More S’poreans opting for ‘buy now, pay later’ to indulge in travel

SINGAPORE – Travel takes the top spot in Singaporeans’ spending priorities for non-essential items, with most willing to fund their expenses through instalment payment options such as buy now, pay later (BNPL) schemes, showed a recent survey.

BNPL services generally allow consumers to spread out their payments at zero interest, but charge late fees. They take a cut from merchants for each sale.

Analysts and industry players told The Straits Times that consumers are increasingly opting for such services because of their convenience. 

But some said safeguards need to be in place to protect users.

A recent survey by travel tech company Amadeus found that 46 per cent of consumers said international travel is a priority area for spending in the coming year, much more than fashion, eating out and big-ticket items such as a new car.

Eating out was important to 37 per cent of the 500 Singaporeans polled in June, while 29 per cent prioritised fashion purchases, and just 24 per cent wanted to spend on big-ticket items such as a new car or home furnishings.

The respondents were aged 18 and above and had a range of income levels.

The survey also found that Singaporeans have the most appetite for international travel, coming ahead of German, French and US consumers.

A total of 4,500 consumers in France, Germany, Britain, the United States and Singapore were polled for the survey.

Singaporean travellers are more likely to spread out their expenses to avoid high foreign exchange transaction fees and dip into loyalty points they previously collected, showed the survey.

About 95 per cent said they might choose instalment options such as BNPL services to fund their travel over the coming year, topping the global average of 75 per cent.

This figure also beats the 57 per cent of those polled here who said they might use a credit card.

Ms Barbara Crane, KPMG in Singapore’s financial services advisory partner, said the professional services firm is increasingly seeing companies offer BNPL options for travel purchases in addition to online or in-store ones.

“There is considerable pent-up demand for travel, and BNPL providers are also counting on this as an area where consumer demand is expected to persist for some time.”

Ms Crane, noted, however, that more younger consumers are choosing such platforms to stretch their dollar further amid higher inflation and recession fears.

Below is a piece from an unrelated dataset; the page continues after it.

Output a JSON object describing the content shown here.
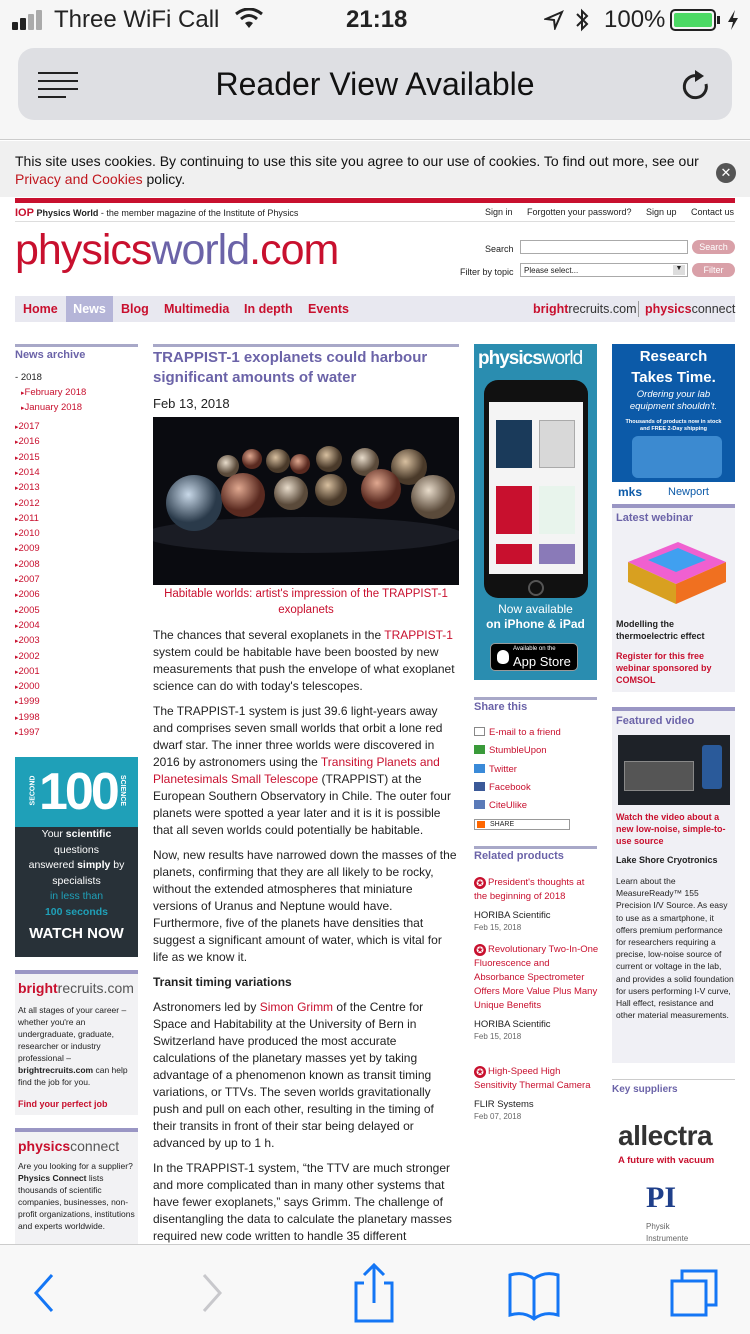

“Similar to any mode of payment, consumers on BNPL can face the risk of overcommitting themselves on expensive travel experiences… Key to this is regulators and industry players balancing the risk, so that it does not lead to an increase in per capita debt.”

The Singapore FinTech Association formed a working group with industry players in March to develop a code of conduct for the industry, with a focus on safeguarding consumers’ interests.

The association’s president Shadab Taiyabi noted that shoppers use BNPL services to purchase a diverse range of products and services, including higher-value items such as airline tickets.

BNPL players here such as ShopBack PayLater, Atome and Pace have seen an increase in travel-related transactions.

Mr Arvin Singh, co-founder of hoolah, which was acquired by online cashback platform ShopBack and integrated as ShopBack PayLater, said flight tickets come out on top among customers using ShopBack PayLater for travel.

A Grab spokesman said the company has seen an increase in holiday-related spending on items such as electronic accessories and apparel via its PayLater service.

“For Grab, safeguards to protect consumer interests include a qualifying assessment of consumers before they are offered PayLater, individually determined limits to minimise the risk of overspending, and policies to deter debt spirals where PayLater accounts will be paused if users miss a payment,” said the spokesman.

An Atome spokesman said the number of transactions by its customers on travel booking platform Agoda had grown by an average of 60 per cent, and those on Klook by 50 per cent, in the past three months, since border restrictions were lifted in most places.

“Consumers usually plan ahead for their travel, such as during peak holiday season, so BNPL really helps them… to manage their monthly budget,” said the spokesman.

Pace’s founder and chief executive Turochas Fuad said the company has seen greater interest this year from travel industry merchants looking to implement BNPL as a payment option.

He added: “The top categories of spending in the travel sector are for flights and accommodation, and we’ve also seen increased usage of Pace Card with brands such as”